*** MATERIAL TO PROCESS ***

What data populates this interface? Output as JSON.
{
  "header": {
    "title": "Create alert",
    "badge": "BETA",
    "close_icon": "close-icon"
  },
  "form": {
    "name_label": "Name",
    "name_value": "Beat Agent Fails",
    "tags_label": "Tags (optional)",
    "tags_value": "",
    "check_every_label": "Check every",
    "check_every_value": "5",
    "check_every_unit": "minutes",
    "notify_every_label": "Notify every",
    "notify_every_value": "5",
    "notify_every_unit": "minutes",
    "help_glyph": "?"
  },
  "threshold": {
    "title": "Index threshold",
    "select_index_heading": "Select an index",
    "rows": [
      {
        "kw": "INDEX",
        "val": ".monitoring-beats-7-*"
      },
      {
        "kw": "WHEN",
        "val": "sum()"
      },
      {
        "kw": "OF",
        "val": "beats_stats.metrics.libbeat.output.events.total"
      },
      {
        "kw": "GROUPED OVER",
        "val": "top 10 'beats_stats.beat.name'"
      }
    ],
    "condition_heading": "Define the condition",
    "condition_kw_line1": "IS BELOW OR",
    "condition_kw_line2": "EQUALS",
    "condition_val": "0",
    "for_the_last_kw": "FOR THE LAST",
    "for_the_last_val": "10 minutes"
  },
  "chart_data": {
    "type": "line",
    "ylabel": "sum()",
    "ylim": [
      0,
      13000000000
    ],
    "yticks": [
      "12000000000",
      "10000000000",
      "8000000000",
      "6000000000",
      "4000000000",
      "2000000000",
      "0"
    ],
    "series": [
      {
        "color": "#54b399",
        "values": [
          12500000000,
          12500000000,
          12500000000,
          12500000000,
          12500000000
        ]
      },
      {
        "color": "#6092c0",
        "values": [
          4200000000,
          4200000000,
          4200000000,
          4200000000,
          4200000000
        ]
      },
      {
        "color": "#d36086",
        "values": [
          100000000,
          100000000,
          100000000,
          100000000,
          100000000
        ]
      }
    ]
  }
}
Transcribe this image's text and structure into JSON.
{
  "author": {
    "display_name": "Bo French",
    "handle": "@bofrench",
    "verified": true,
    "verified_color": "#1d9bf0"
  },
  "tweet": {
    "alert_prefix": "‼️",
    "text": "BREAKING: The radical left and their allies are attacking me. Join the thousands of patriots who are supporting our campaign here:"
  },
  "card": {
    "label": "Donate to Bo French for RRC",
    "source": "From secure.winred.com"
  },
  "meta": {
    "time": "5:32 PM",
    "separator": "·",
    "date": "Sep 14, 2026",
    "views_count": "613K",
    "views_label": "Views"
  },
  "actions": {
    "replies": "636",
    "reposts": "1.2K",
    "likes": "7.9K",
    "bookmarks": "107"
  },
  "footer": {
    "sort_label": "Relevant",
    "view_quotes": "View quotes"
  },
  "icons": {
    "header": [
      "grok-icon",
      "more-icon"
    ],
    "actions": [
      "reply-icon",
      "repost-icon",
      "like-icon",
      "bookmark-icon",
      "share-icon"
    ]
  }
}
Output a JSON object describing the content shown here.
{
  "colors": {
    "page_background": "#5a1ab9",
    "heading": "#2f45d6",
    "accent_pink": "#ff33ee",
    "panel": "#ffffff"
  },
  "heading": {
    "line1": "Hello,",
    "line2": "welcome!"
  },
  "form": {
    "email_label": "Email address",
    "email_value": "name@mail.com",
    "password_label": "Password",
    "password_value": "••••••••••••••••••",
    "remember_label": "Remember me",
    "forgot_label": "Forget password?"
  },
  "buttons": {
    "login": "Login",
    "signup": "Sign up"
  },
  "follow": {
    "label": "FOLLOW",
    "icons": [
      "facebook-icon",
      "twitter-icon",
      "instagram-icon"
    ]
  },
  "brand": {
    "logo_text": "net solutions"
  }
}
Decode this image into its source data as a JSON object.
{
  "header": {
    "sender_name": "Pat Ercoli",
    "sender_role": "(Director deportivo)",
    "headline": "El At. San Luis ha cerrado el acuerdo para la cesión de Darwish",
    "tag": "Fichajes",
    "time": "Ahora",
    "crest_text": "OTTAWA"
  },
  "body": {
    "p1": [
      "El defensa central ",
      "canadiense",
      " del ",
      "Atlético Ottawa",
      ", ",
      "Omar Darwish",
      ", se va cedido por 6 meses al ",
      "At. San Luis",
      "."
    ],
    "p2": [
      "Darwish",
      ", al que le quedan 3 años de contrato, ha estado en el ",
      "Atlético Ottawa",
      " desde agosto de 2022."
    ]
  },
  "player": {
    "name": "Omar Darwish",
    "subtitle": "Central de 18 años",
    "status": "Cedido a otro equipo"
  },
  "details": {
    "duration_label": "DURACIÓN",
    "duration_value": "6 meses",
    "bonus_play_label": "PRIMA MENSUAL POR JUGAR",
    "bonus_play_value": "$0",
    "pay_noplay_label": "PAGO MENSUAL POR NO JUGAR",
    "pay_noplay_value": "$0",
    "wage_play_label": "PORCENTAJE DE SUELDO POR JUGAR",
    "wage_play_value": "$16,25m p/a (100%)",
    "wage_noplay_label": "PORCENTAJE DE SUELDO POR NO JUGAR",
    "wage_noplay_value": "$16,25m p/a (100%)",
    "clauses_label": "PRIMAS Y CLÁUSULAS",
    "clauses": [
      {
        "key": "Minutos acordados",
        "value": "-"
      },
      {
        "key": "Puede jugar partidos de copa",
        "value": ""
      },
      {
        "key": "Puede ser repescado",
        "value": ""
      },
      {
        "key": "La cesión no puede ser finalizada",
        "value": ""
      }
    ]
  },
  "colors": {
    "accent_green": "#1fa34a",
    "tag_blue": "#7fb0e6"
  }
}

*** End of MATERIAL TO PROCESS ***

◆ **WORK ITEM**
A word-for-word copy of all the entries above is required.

◆ **PROBLEM SOLUTION**
What data populates this interface? Output as JSON.
{
  "header": {
    "title": "Create alert",
    "badge": "BETA",
    "close_icon": "close-icon"
  },
  "form": {
    "name_label": "Name",
    "name_value": "Beat Agent Fails",
    "tags_label": "Tags (optional)",
    "tags_value": "",
    "check_every_label": "Check every",
    "check_every_value": "5",
    "check_every_unit": "minutes",
    "notify_every_label": "Notify every",
    "notify_every_value": "5",
    "notify_every_unit": "minutes",
    "help_glyph": "?"
  },
  "threshold": {
    "title": "Index threshold",
    "select_index_heading": "Select an index",
    "rows": [
      {
        "kw": "INDEX",
        "val": ".monitoring-beats-7-*"
      },
      {
        "kw": "WHEN",
        "val": "sum()"
      },
      {
        "kw": "OF",
        "val": "beats_stats.metrics.libbeat.output.events.total"
      },
      {
        "kw": "GROUPED OVER",
        "val": "top 10 'beats_stats.beat.name'"
      }
    ],
    "condition_heading": "Define the condition",
    "condition_kw_line1": "IS BELOW OR",
    "condition_kw_line2": "EQUALS",
    "condition_val": "0",
    "for_the_last_kw": "FOR THE LAST",
    "for_the_last_val": "10 minutes"
  },
  "chart_data": {
    "type": "line",
    "ylabel": "sum()",
    "ylim": [
      0,
      13000000000
    ],
    "yticks": [
      "12000000000",
      "10000000000",
      "8000000000",
      "6000000000",
      "4000000000",
      "2000000000",
      "0"
    ],
    "series": [
      {
        "color": "#54b399",
        "values": [
          12500000000,
          12500000000,
          12500000000,
          12500000000,
          12500000000
        ]
      },
      {
        "color": "#6092c0",
        "values": [
          4200000000,
          4200000000,
          4200000000,
          4200000000,
          4200000000
        ]
      },
      {
        "color": "#d36086",
        "values": [
          100000000,
          100000000,
          100000000,
          100000000,
          100000000
        ]
      }
    ]
  }
}
Transcribe this image's text and structure into JSON.
{
  "author": {
    "display_name": "Bo French",
    "handle": "@bofrench",
    "verified": true,
    "verified_color": "#1d9bf0"
  },
  "tweet": {
    "alert_prefix": "‼️",
    "text": "BREAKING: The radical left and their allies are attacking me. Join the thousands of patriots who are supporting our campaign here:"
  },
  "card": {
    "label": "Donate to Bo French for RRC",
    "source": "From secure.winred.com"
  },
  "meta": {
    "time": "5:32 PM",
    "separator": "·",
    "date": "Sep 14, 2026",
    "views_count": "613K",
    "views_label": "Views"
  },
  "actions": {
    "replies": "636",
    "reposts": "1.2K",
    "likes": "7.9K",
    "bookmarks": "107"
  },
  "footer": {
    "sort_label": "Relevant",
    "view_quotes": "View quotes"
  },
  "icons": {
    "header": [
      "grok-icon",
      "more-icon"
    ],
    "actions": [
      "reply-icon",
      "repost-icon",
      "like-icon",
      "bookmark-icon",
      "share-icon"
    ]
  }
}
Output a JSON object describing the content shown here.
{
  "colors": {
    "page_background": "#5a1ab9",
    "heading": "#2f45d6",
    "accent_pink": "#ff33ee",
    "panel": "#ffffff"
  },
  "heading": {
    "line1": "Hello,",
    "line2": "welcome!"
  },
  "form": {
    "email_label": "Email address",
    "email_value": "name@mail.com",
    "password_label": "Password",
    "password_value": "••••••••••••••••••",
    "remember_label": "Remember me",
    "forgot_label": "Forget password?"
  },
  "buttons": {
    "login": "Login",
    "signup": "Sign up"
  },
  "follow": {
    "label": "FOLLOW",
    "icons": [
      "facebook-icon",
      "twitter-icon",
      "instagram-icon"
    ]
  },
  "brand": {
    "logo_text": "net solutions"
  }
}
Decode this image into its source data as a JSON object.
{
  "header": {
    "sender_name": "Pat Ercoli",
    "sender_role": "(Director deportivo)",
    "headline": "El At. San Luis ha cerrado el acuerdo para la cesión de Darwish",
    "tag": "Fichajes",
    "time": "Ahora",
    "crest_text": "OTTAWA"
  },
  "body": {
    "p1": [
      "El defensa central ",
      "canadiense",
      " del ",
      "Atlético Ottawa",
      ", ",
      "Omar Darwish",
      ", se va cedido por 6 meses al ",
      "At. San Luis",
      "."
    ],
    "p2": [
      "Darwish",
      ", al que le quedan 3 años de contrato, ha estado en el ",
      "Atlético Ottawa",
      " desde agosto de 2022."
    ]
  },
  "player": {
    "name": "Omar Darwish",
    "subtitle": "Central de 18 años",
    "status": "Cedido a otro equipo"
  },
  "details": {
    "duration_label": "DURACIÓN",
    "duration_value": "6 meses",
    "bonus_play_label": "PRIMA MENSUAL POR JUGAR",
    "bonus_play_value": "$0",
    "pay_noplay_label": "PAGO MENSUAL POR NO JUGAR",
    "pay_noplay_value": "$0",
    "wage_play_label": "PORCENTAJE DE SUELDO POR JUGAR",
    "wage_play_value": "$16,25m p/a (100%)",
    "wage_noplay_label": "PORCENTAJE DE SUELDO POR NO JUGAR",
    "wage_noplay_value": "$16,25m p/a (100%)",
    "clauses_label": "PRIMAS Y CLÁUSULAS",
    "clauses": [
      {
        "key": "Minutos acordados",
        "value": "-"
      },
      {
        "key": "Puede jugar partidos de copa",
        "value": ""
      },
      {
        "key": "Puede ser repescado",
        "value": ""
      },
      {
        "key": "La cesión no puede ser finalizada",
        "value": ""
      }
    ]
  },
  "colors": {
    "accent_green": "#1fa34a",
    "tag_blue": "#7fb0e6"
  }
}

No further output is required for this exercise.